Ukraine war not likely to end anytime soon, says top US spy

View shows a thermal power plant damaged by recent Russian missile strikes in Ukraine

By Jonathan Landay and Idrees Ali

WASHINGTON (Reuters) -Russian President Vladimir Putin sees domestic and international developments trending in his favor and likely will press on with aggressive tactics in Ukraine, but the war is unlikely to end soon, the top U.S. intelligence official said on Thursday.

Director of National Intelligence Avril Haines told the Senate Armed Services Committee that Russia has intensified strikes on Ukraine's infrastructure to hamper Kyiv's ability to move arms and troops, slow defense production and force it to consider negotiations.

"Putin's increasingly aggressive tactics against Ukraine, such as strikes on Ukraine's electricity infrastructure, are intended to impress Ukraine that continuing to fight will only increase the damage to Ukraine and offer no plausible path to victory," she said.

"These aggressive tactics are likely to continue and the war is unlikely to end anytime soon," Haines said.

She and Lieutenant General Jeffrey Kruse, the director of the Defense Intelligence Agency, were testifying before the committee on the intelligence community's 2024 assessment of the threats facing the United States.

On China, considered by the United States as its main global rival, Haines said Chinese President Xi Jinping and his top leaders expect some future instability in relations with Washington.

But, she continued, they will seek to project stability in those ties as their top priority is grappling with China's troubled economy.

Rather than pursue policies to stimulate consumer spending or encourage investment, they appears to be “doubling down” on a long-term strategy driven by manufacturing and technological innovation, she said.

That approach, however, “will almost certainly deepen public and investment pessimism over the near term,” she said.

China is grappling with economic headwinds, including tepid domestic demand, high youth unemployment, and a property crisis. Beijing has ramped up infrastructure investment and turned to investing in high-tech manufacturing, but some economists warn that could exacerbate long-term imbalances.

Xi and his top leaders are growing concerned about the U.S. ability to disrupt China’s technological goals and have “modified their approach to economic retaliation against the United States” by “imposing at least some tangible costs on U.S. firms,” Haines said.

She apparently was referring to raids on U.S. companies that have chilled China's foreign business environment, and Beijing’s expansion of restrictions on U.S. technology applications over national security concerns.

However, U.S. intelligence agencies assess that over the coming months, China likely will limit such economic retaliation to avoid damaging its domestic economy, she said.

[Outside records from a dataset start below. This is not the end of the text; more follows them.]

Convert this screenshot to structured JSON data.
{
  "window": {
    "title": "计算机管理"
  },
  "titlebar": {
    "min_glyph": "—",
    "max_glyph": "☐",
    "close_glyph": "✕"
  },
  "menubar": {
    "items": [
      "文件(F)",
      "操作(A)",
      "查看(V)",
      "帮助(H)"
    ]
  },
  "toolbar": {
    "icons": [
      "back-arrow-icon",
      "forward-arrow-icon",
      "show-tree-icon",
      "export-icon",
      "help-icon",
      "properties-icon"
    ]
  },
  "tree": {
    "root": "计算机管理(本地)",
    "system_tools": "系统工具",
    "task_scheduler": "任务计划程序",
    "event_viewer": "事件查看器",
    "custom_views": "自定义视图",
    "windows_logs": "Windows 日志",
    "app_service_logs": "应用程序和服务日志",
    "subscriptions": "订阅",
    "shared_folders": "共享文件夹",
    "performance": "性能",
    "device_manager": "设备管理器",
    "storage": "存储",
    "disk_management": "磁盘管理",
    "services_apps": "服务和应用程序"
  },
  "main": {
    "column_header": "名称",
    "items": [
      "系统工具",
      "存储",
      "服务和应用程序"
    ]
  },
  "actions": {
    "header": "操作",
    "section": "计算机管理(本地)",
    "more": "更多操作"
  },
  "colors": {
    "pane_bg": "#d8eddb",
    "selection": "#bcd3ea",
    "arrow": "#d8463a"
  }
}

“In particular, the significant decline in foreign direct investment in China, down 77 percent in 2023, is likely to prompt the PRC (Peoples Republic of China) to be more measured in its responses absent an unexpected escalation by the United States,” she said.

(Reporting by Jonathan Landay and Idrees Ali; additional reporting by Michel Martina; editing by Jonathan Oatis)